-------- Records --------

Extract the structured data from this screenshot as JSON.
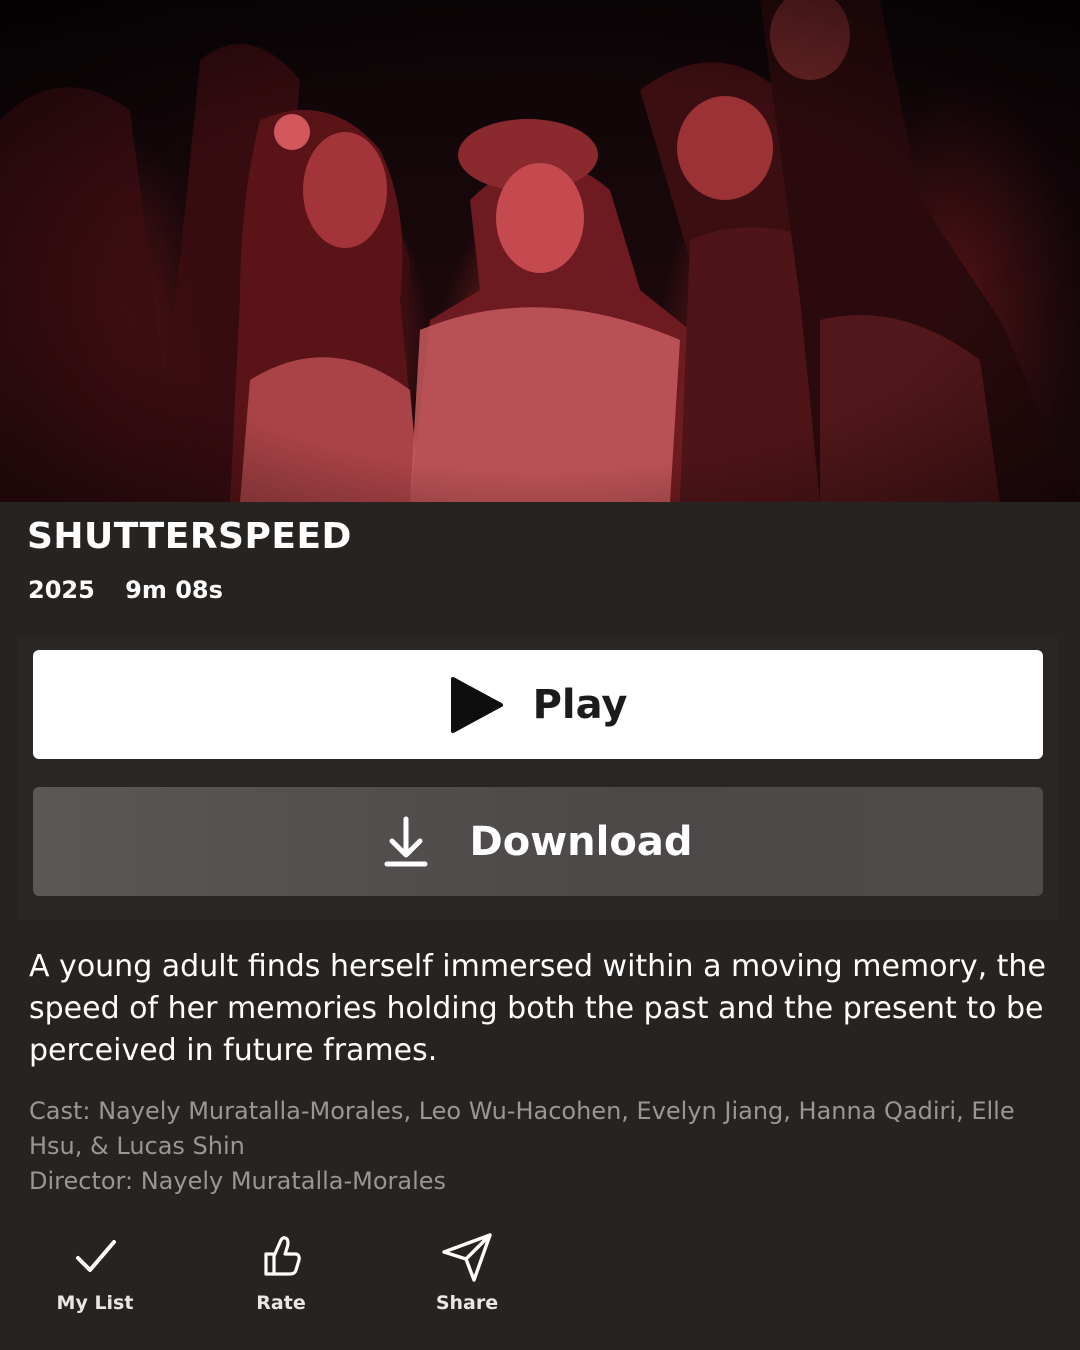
{
  "hero": {
    "image_icon": "film-still-image"
  },
  "title": "SHUTTERSPEED",
  "meta": {
    "year": "2025",
    "duration": "9m 08s"
  },
  "buttons": {
    "play_label": "Play",
    "download_label": "Download"
  },
  "description": "A young adult finds herself immersed within a moving memory, the speed of her memories holding both the past and the present to be perceived in future frames.",
  "credits": {
    "cast": "Cast: Nayely Muratalla-Morales, Leo Wu-Hacohen, Evelyn Jiang, Hanna Qadiri, Elle Hsu, & Lucas Shin",
    "director": "Director:  Nayely Muratalla-Morales"
  },
  "actions": [
    {
      "label": "My List",
      "icon": "checkmark-icon"
    },
    {
      "label": "Rate",
      "icon": "thumbs-up-icon"
    },
    {
      "label": "Share",
      "icon": "send-icon"
    }
  ],
  "colors": {
    "background": "#272321",
    "play_button": "#ffffff",
    "download_button": "#545150",
    "credits_text": "#9a9696"
  }
}
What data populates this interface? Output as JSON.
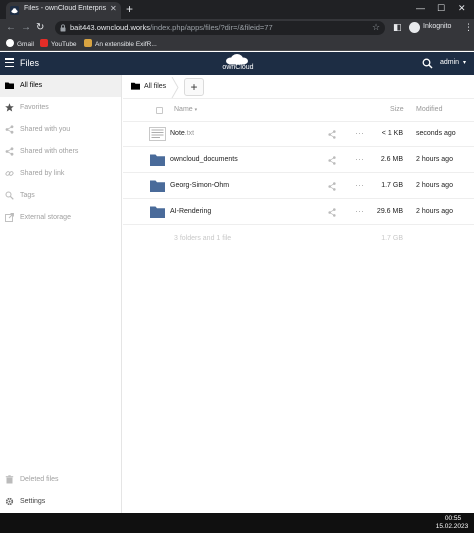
{
  "browser": {
    "tab_title": "Files - ownCloud Enterprise Editi",
    "tab_close": "✕",
    "new_tab": "+",
    "window_controls": [
      "—",
      "☐",
      "✕"
    ],
    "url_host": "bait443.owncloud.works",
    "url_path": "/index.php/apps/files/?dir=/&fileid=77",
    "profile_label": "Inkognito",
    "bookmarks": [
      {
        "label": "Gmail",
        "icon": "google-icon"
      },
      {
        "label": "YouTube",
        "icon": "youtube-icon"
      },
      {
        "label": "An extensible ExifR...",
        "icon": "bookmark-page-icon"
      }
    ]
  },
  "header": {
    "app_name": "Files",
    "logo_text": "ownCloud",
    "user": "admin",
    "caret": "▾"
  },
  "sidebar": {
    "items": [
      {
        "label": "All files",
        "icon": "folder-icon",
        "active": true
      },
      {
        "label": "Favorites",
        "icon": "star-icon"
      },
      {
        "label": "Shared with you",
        "icon": "share-icon"
      },
      {
        "label": "Shared with others",
        "icon": "share-icon"
      },
      {
        "label": "Shared by link",
        "icon": "link-icon"
      },
      {
        "label": "Tags",
        "icon": "tag-icon"
      },
      {
        "label": "External storage",
        "icon": "external-storage-icon"
      }
    ],
    "bottom": [
      {
        "label": "Deleted files",
        "icon": "trash-icon"
      },
      {
        "label": "Settings",
        "icon": "gear-icon"
      }
    ]
  },
  "breadcrumb": {
    "label": "All files",
    "new_button": "+"
  },
  "table": {
    "columns": {
      "name": "Name",
      "sort_indicator": "▾",
      "size": "Size",
      "modified": "Modified"
    },
    "rows": [
      {
        "name": "Note",
        "ext": ".txt",
        "type": "text-file-icon",
        "more": "···",
        "size": "< 1 KB",
        "modified": "seconds ago"
      },
      {
        "name": "owncloud_documents",
        "ext": "",
        "type": "folder-icon",
        "more": "···",
        "size": "2.6 MB",
        "modified": "2 hours ago"
      },
      {
        "name": "Georg-Simon-Ohm",
        "ext": "",
        "type": "folder-icon",
        "more": "···",
        "size": "1.7 GB",
        "modified": "2 hours ago"
      },
      {
        "name": "AI-Rendering",
        "ext": "",
        "type": "folder-icon",
        "more": "···",
        "size": "29.6 MB",
        "modified": "2 hours ago"
      }
    ],
    "summary": {
      "text": "3 folders and 1 file",
      "size": "1.7 GB"
    }
  },
  "taskbar": {
    "time": "00:55",
    "date": "15.02.2023"
  },
  "colors": {
    "header": "#1d2d44",
    "folder": "#4a6b9a",
    "chrome_dark": "#202124",
    "chrome_mid": "#35363a"
  }
}
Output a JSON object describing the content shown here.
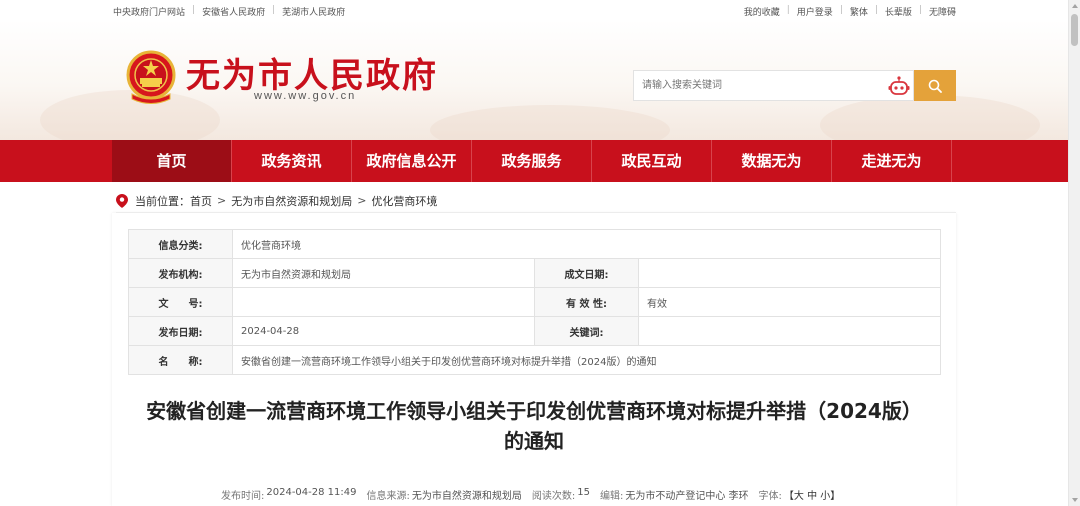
{
  "topbar": {
    "left_links": [
      "中央政府门户网站",
      "安徽省人民政府",
      "芜湖市人民政府"
    ],
    "right_links": [
      "我的收藏",
      "用户登录",
      "繁体",
      "长辈版",
      "无障碍"
    ]
  },
  "header": {
    "site_title": "无为市人民政府",
    "site_domain": "www.ww.gov.cn",
    "search_placeholder": "请输入搜索关键词",
    "emblem_icon": "national-emblem-icon",
    "robot_icon": "robot-assistant-icon",
    "search_icon": "search-icon"
  },
  "nav": {
    "items": [
      "首页",
      "政务资讯",
      "政府信息公开",
      "政务服务",
      "政民互动",
      "数据无为",
      "走进无为"
    ],
    "active_index": 0
  },
  "breadcrumb": {
    "label": "当前位置：",
    "items": [
      "首页",
      "无为市自然资源和规划局",
      "优化营商环境"
    ],
    "separator": ">"
  },
  "info": {
    "category_label": "信息分类:",
    "category_value": "优化营商环境",
    "publisher_label": "发布机构:",
    "publisher_value": "无为市自然资源和规划局",
    "created_label": "成文日期:",
    "created_value": "",
    "doc_no_label": "文　　号:",
    "doc_no_value": "",
    "validity_label": "有 效 性:",
    "validity_value": "有效",
    "publish_date_label": "发布日期:",
    "publish_date_value": "2024-04-28",
    "keywords_label": "关键词:",
    "keywords_value": "",
    "name_label": "名　　称:",
    "name_value": "安徽省创建一流营商环境工作领导小组关于印发创优营商环境对标提升举措（2024版）的通知"
  },
  "article": {
    "title": "安徽省创建一流营商环境工作领导小组关于印发创优营商环境对标提升举措（2024版）的通知",
    "meta": {
      "publish_time_label": "发布时间:",
      "publish_time": "2024-04-28 11:49",
      "source_label": "信息来源:",
      "source": "无为市自然资源和规划局",
      "views_label": "阅读次数:",
      "views": "15",
      "editor_label": "编辑:",
      "editor": "无为市不动产登记中心 李环",
      "font_label": "字体:",
      "font_options": "【大 中 小】"
    }
  },
  "colors": {
    "brand_red": "#c8101c",
    "nav_active": "#9c0d16",
    "search_button": "#e4a23a"
  }
}
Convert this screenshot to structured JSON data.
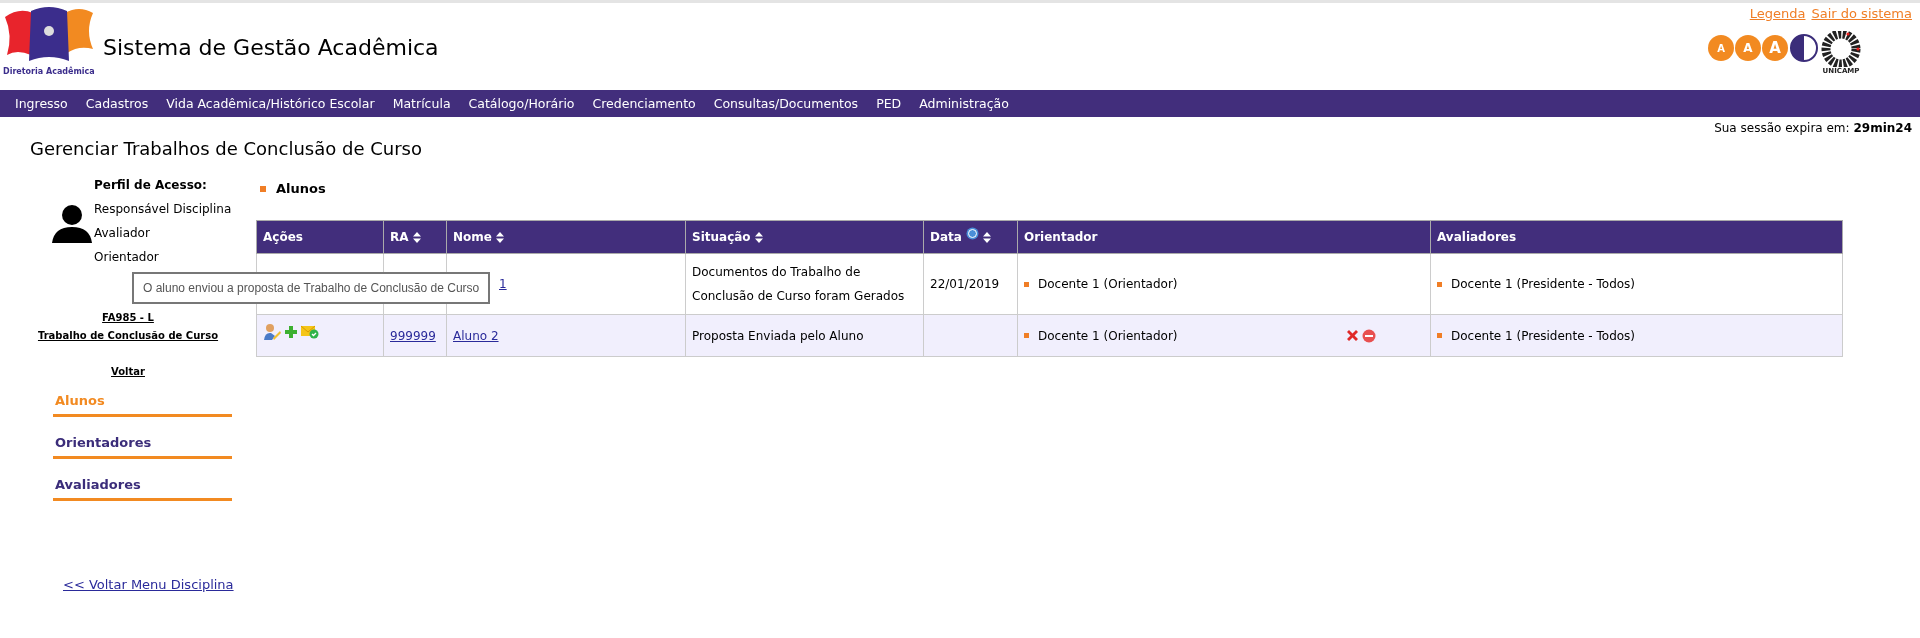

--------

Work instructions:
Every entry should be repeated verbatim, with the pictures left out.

Reply:
Extract the structured data from this screenshot as JSON.
{
  "hero": {
    "image_icon": "film-still-image"
  },
  "title": "SHUTTERSPEED",
  "meta": {
    "year": "2025",
    "duration": "9m 08s"
  },
  "buttons": {
    "play_label": "Play",
    "download_label": "Download"
  },
  "description": "A young adult finds herself immersed within a moving memory, the speed of her memories holding both the past and the present to be perceived in future frames.",
  "credits": {
    "cast": "Cast: Nayely Muratalla-Morales, Leo Wu-Hacohen, Evelyn Jiang, Hanna Qadiri, Elle Hsu, & Lucas Shin",
    "director": "Director:  Nayely Muratalla-Morales"
  },
  "actions": [
    {
      "label": "My List",
      "icon": "checkmark-icon"
    },
    {
      "label": "Rate",
      "icon": "thumbs-up-icon"
    },
    {
      "label": "Share",
      "icon": "send-icon"
    }
  ],
  "colors": {
    "background": "#272321",
    "play_button": "#ffffff",
    "download_button": "#545150",
    "credits_text": "#9a9696"
  }
}
What data populates this interface? Output as JSON.
{
  "browser": {
    "tab_title": "Files - ownCloud Enterprise Editi",
    "tab_close": "✕",
    "new_tab": "+",
    "window_controls": [
      "—",
      "☐",
      "✕"
    ],
    "url_host": "bait443.owncloud.works",
    "url_path": "/index.php/apps/files/?dir=/&fileid=77",
    "profile_label": "Inkognito",
    "bookmarks": [
      {
        "label": "Gmail",
        "icon": "google-icon"
      },
      {
        "label": "YouTube",
        "icon": "youtube-icon"
      },
      {
        "label": "An extensible ExifR...",
        "icon": "bookmark-page-icon"
      }
    ]
  },
  "header": {
    "app_name": "Files",
    "logo_text": "ownCloud",
    "user": "admin",
    "caret": "▾"
  },
  "sidebar": {
    "items": [
      {
        "label": "All files",
        "icon": "folder-icon",
        "active": true
      },
      {
        "label": "Favorites",
        "icon": "star-icon"
      },
      {
        "label": "Shared with you",
        "icon": "share-icon"
      },
      {
        "label": "Shared with others",
        "icon": "share-icon"
      },
      {
        "label": "Shared by link",
        "icon": "link-icon"
      },
      {
        "label": "Tags",
        "icon": "tag-icon"
      },
      {
        "label": "External storage",
        "icon": "external-storage-icon"
      }
    ],
    "bottom": [
      {
        "label": "Deleted files",
        "icon": "trash-icon"
      },
      {
        "label": "Settings",
        "icon": "gear-icon"
      }
    ]
  },
  "breadcrumb": {
    "label": "All files",
    "new_button": "+"
  },
  "table": {
    "columns": {
      "name": "Name",
      "sort_indicator": "▾",
      "size": "Size",
      "modified": "Modified"
    },
    "rows": [
      {
        "name": "Note",
        "ext": ".txt",
        "type": "text-file-icon",
        "more": "···",
        "size": "< 1 KB",
        "modified": "seconds ago"
      },
      {
        "name": "owncloud_documents",
        "ext": "",
        "type": "folder-icon",
        "more": "···",
        "size": "2.6 MB",
        "modified": "2 hours ago"
      },
      {
        "name": "Georg-Simon-Ohm",
        "ext": "",
        "type": "folder-icon",
        "more": "···",
        "size": "1.7 GB",
        "modified": "2 hours ago"
      },
      {
        "name": "AI-Rendering",
        "ext": "",
        "type": "folder-icon",
        "more": "···",
        "size": "29.6 MB",
        "modified": "2 hours ago"
      }
    ],
    "summary": {
      "text": "3 folders and 1 file",
      "size": "1.7 GB"
    }
  },
  "taskbar": {
    "time": "00:55",
    "date": "15.02.2023"
  },
  "colors": {
    "header": "#1d2d44",
    "folder": "#4a6b9a",
    "chrome_dark": "#202124",
    "chrome_mid": "#35363a"
  }
}
Output a JSON object describing the content shown here.
{
  "topbar": {
    "left_links": [
      "中央政府门户网站",
      "安徽省人民政府",
      "芜湖市人民政府"
    ],
    "right_links": [
      "我的收藏",
      "用户登录",
      "繁体",
      "长辈版",
      "无障碍"
    ]
  },
  "header": {
    "site_title": "无为市人民政府",
    "site_domain": "www.ww.gov.cn",
    "search_placeholder": "请输入搜索关键词",
    "emblem_icon": "national-emblem-icon",
    "robot_icon": "robot-assistant-icon",
    "search_icon": "search-icon"
  },
  "nav": {
    "items": [
      "首页",
      "政务资讯",
      "政府信息公开",
      "政务服务",
      "政民互动",
      "数据无为",
      "走进无为"
    ],
    "active_index": 0
  },
  "breadcrumb": {
    "label": "当前位置：",
    "items": [
      "首页",
      "无为市自然资源和规划局",
      "优化营商环境"
    ],
    "separator": ">"
  },
  "info": {
    "category_label": "信息分类:",
    "category_value": "优化营商环境",
    "publisher_label": "发布机构:",
    "publisher_value": "无为市自然资源和规划局",
    "created_label": "成文日期:",
    "created_value": "",
    "doc_no_label": "文　　号:",
    "doc_no_value": "",
    "validity_label": "有 效 性:",
    "validity_value": "有效",
    "publish_date_label": "发布日期:",
    "publish_date_value": "2024-04-28",
    "keywords_label": "关键词:",
    "keywords_value": "",
    "name_label": "名　　称:",
    "name_value": "安徽省创建一流营商环境工作领导小组关于印发创优营商环境对标提升举措（2024版）的通知"
  },
  "article": {
    "title": "安徽省创建一流营商环境工作领导小组关于印发创优营商环境对标提升举措（2024版）的通知",
    "meta": {
      "publish_time_label": "发布时间:",
      "publish_time": "2024-04-28 11:49",
      "source_label": "信息来源:",
      "source": "无为市自然资源和规划局",
      "views_label": "阅读次数:",
      "views": "15",
      "editor_label": "编辑:",
      "editor": "无为市不动产登记中心 李环",
      "font_label": "字体:",
      "font_options": "【大 中 小】"
    }
  },
  "colors": {
    "brand_red": "#c8101c",
    "nav_active": "#9c0d16",
    "search_button": "#e4a23a"
  }
}
Convert this screenshot to structured JSON data.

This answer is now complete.